The Basics of Poker


Poker is a card game of chance and skill that requires players to make decisions under pressure. It is also a great way to meet people from different backgrounds and cultures. Whether you are playing online or live, poker is a fun and exciting way to spend time with friends. However, it is important to remember that poker can be addictive and you should always play responsibly.

It can be played with as few as two people or as many as 10. It can also be played against the dealer only. The person with the best hand wins the pot. In addition, you can make the game even more interesting by bluffing. This can help you win more hands and increase the amount of money that you can win.

While poker is a game of chance, it is also a game of strategy and math. The game involves calculating the odds of various outcomes and understanding how to read other players’ actions and body language. This is a valuable skill to have, and it can be applied to other areas of life. It is also a good exercise for the brain, and consistent play can delay degenerative neurological diseases such as Alzheimer’s.

To start a hand, the players put in an ante, which is a small amount of money that all players must contribute to the pot. Then they receive four cards each. They can choose to call, raise, or fold their hands. To raise, a player must place their chips into the center of the table and say “raise.” If they call, they must place their chips into the middle of the table after everyone has acted. If they fold, they forfeit the rest of their chips and leave the table.

The game of poker can be difficult to learn. It takes a lot of practice to develop quick instincts and understand how to play the game correctly. To improve your skills, watch other experienced players and think about how they would react in certain situations. You can also try to incorporate some of their strategies into your own.

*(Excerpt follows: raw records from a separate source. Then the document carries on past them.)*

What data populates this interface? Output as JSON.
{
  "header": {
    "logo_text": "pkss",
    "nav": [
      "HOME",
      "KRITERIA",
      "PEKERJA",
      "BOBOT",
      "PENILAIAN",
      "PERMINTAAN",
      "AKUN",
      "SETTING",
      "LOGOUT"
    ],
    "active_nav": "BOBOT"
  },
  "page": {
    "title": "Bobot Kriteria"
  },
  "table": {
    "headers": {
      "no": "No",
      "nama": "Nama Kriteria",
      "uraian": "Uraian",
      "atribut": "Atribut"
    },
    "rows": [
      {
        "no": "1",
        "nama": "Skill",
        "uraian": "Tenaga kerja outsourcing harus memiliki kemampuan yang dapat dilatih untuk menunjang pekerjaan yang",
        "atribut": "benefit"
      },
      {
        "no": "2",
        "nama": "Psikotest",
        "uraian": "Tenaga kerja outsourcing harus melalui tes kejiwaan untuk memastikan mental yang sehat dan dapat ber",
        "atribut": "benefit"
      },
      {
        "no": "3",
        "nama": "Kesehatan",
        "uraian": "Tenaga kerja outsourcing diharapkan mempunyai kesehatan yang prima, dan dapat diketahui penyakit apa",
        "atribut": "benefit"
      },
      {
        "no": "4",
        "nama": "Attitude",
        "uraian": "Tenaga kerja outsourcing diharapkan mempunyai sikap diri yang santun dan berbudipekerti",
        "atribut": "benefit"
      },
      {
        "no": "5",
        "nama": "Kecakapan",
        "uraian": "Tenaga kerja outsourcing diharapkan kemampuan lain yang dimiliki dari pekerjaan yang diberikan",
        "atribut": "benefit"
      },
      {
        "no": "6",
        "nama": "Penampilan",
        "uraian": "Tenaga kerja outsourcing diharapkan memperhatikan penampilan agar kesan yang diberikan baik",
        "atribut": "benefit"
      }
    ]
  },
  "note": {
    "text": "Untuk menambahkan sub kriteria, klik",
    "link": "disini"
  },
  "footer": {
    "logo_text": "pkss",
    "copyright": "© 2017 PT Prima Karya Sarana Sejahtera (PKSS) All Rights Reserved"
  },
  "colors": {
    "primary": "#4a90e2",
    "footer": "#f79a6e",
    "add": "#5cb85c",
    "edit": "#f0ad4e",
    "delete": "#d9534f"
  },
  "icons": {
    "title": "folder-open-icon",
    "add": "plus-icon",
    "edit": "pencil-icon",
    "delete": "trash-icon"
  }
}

One of the most important things to remember is that poker is not based on your cards, but on what other people have in their hands. For example, if you are holding K-K and another player has A-A, your kings will lose 82% of the time. In other words, it is the other player’s cards that determine if your hand is good or bad. You can also learn a lot about your opponent’s playing style by observing their behavior and betting patterns. By doing this, you can figure out their tendencies and bluff more effectively. Moreover, the game of poker requires a lot of mental and physical energy, so you must be sure to get a good night’s sleep. Otherwise, you might find yourself feeling tired and irritable. Therefore, it is important to do some exercise and eat healthy food.